▶ **RAW DATA**:
------------

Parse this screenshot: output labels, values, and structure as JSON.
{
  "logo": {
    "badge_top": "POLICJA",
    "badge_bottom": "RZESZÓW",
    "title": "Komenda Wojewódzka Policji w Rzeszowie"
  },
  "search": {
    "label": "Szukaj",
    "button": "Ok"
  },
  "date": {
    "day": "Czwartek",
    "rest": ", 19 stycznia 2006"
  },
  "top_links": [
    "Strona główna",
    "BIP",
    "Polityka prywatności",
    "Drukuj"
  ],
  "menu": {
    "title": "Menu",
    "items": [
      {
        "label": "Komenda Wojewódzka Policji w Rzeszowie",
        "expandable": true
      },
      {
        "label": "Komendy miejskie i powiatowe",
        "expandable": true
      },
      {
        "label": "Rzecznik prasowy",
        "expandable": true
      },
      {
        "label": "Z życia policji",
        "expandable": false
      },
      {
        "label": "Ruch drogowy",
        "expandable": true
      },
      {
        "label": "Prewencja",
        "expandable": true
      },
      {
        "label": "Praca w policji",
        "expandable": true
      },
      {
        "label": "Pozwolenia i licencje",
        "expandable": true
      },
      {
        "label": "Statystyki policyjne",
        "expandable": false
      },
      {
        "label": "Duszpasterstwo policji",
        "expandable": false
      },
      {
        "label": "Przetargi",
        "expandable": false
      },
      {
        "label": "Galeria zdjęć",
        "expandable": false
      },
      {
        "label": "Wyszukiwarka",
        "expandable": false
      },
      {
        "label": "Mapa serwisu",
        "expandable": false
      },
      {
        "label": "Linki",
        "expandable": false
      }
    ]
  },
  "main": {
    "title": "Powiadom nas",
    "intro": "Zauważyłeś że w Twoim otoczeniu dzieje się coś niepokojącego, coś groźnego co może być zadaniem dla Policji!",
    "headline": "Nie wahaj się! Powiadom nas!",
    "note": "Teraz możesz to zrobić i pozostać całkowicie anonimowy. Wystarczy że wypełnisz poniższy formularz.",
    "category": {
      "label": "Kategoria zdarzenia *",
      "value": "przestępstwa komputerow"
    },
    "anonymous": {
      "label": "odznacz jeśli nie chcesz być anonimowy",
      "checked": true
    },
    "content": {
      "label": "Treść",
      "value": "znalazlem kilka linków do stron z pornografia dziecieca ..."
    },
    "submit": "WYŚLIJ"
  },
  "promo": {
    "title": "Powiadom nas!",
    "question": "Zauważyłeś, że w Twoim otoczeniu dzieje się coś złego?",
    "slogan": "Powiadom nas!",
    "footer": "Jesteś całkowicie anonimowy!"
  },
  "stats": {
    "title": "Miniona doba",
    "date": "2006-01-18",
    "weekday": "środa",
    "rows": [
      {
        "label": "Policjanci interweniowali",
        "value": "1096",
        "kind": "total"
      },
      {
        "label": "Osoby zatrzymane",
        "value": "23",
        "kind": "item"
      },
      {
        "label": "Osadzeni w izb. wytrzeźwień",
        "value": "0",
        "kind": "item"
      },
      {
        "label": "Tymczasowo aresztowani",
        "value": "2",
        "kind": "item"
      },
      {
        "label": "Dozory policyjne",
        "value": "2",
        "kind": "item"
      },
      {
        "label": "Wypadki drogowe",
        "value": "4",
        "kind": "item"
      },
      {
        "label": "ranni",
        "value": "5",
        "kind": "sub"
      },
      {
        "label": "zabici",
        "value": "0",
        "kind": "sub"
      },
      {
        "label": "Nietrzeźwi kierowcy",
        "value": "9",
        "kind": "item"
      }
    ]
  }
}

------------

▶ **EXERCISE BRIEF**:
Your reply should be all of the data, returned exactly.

▶ **WRITTEN REPLY**:
Parse this screenshot: output labels, values, and structure as JSON.
{
  "logo": {
    "badge_top": "POLICJA",
    "badge_bottom": "RZESZÓW",
    "title": "Komenda Wojewódzka Policji w Rzeszowie"
  },
  "search": {
    "label": "Szukaj",
    "button": "Ok"
  },
  "date": {
    "day": "Czwartek",
    "rest": ", 19 stycznia 2006"
  },
  "top_links": [
    "Strona główna",
    "BIP",
    "Polityka prywatności",
    "Drukuj"
  ],
  "menu": {
    "title": "Menu",
    "items": [
      {
        "label": "Komenda Wojewódzka Policji w Rzeszowie",
        "expandable": true
      },
      {
        "label": "Komendy miejskie i powiatowe",
        "expandable": true
      },
      {
        "label": "Rzecznik prasowy",
        "expandable": true
      },
      {
        "label": "Z życia policji",
        "expandable": false
      },
      {
        "label": "Ruch drogowy",
        "expandable": true
      },
      {
        "label": "Prewencja",
        "expandable": true
      },
      {
        "label": "Praca w policji",
        "expandable": true
      },
      {
        "label": "Pozwolenia i licencje",
        "expandable": true
      },
      {
        "label": "Statystyki policyjne",
        "expandable": false
      },
      {
        "label": "Duszpasterstwo policji",
        "expandable": false
      },
      {
        "label": "Przetargi",
        "expandable": false
      },
      {
        "label": "Galeria zdjęć",
        "expandable": false
      },
      {
        "label": "Wyszukiwarka",
        "expandable": false
      },
      {
        "label": "Mapa serwisu",
        "expandable": false
      },
      {
        "label": "Linki",
        "expandable": false
      }
    ]
  },
  "main": {
    "title": "Powiadom nas",
    "intro": "Zauważyłeś że w Twoim otoczeniu dzieje się coś niepokojącego, coś groźnego co może być zadaniem dla Policji!",
    "headline": "Nie wahaj się! Powiadom nas!",
    "note": "Teraz możesz to zrobić i pozostać całkowicie anonimowy. Wystarczy że wypełnisz poniższy formularz.",
    "category": {
      "label": "Kategoria zdarzenia *",
      "value": "przestępstwa komputerow"
    },
    "anonymous": {
      "label": "odznacz jeśli nie chcesz być anonimowy",
      "checked": true
    },
    "content": {
      "label": "Treść",
      "value": "znalazlem kilka linków do stron z pornografia dziecieca ..."
    },
    "submit": "WYŚLIJ"
  },
  "promo": {
    "title": "Powiadom nas!",
    "question": "Zauważyłeś, że w Twoim otoczeniu dzieje się coś złego?",
    "slogan": "Powiadom nas!",
    "footer": "Jesteś całkowicie anonimowy!"
  },
  "stats": {
    "title": "Miniona doba",
    "date": "2006-01-18",
    "weekday": "środa",
    "rows": [
      {
        "label": "Policjanci interweniowali",
        "value": "1096",
        "kind": "total"
      },
      {
        "label": "Osoby zatrzymane",
        "value": "23",
        "kind": "item"
      },
      {
        "label": "Osadzeni w izb. wytrzeźwień",
        "value": "0",
        "kind": "item"
      },
      {
        "label": "Tymczasowo aresztowani",
        "value": "2",
        "kind": "item"
      },
      {
        "label": "Dozory policyjne",
        "value": "2",
        "kind": "item"
      },
      {
        "label": "Wypadki drogowe",
        "value": "4",
        "kind": "item"
      },
      {
        "label": "ranni",
        "value": "5",
        "kind": "sub"
      },
      {
        "label": "zabici",
        "value": "0",
        "kind": "sub"
      },
      {
        "label": "Nietrzeźwi kierowcy",
        "value": "9",
        "kind": "item"
      }
    ]
  }
}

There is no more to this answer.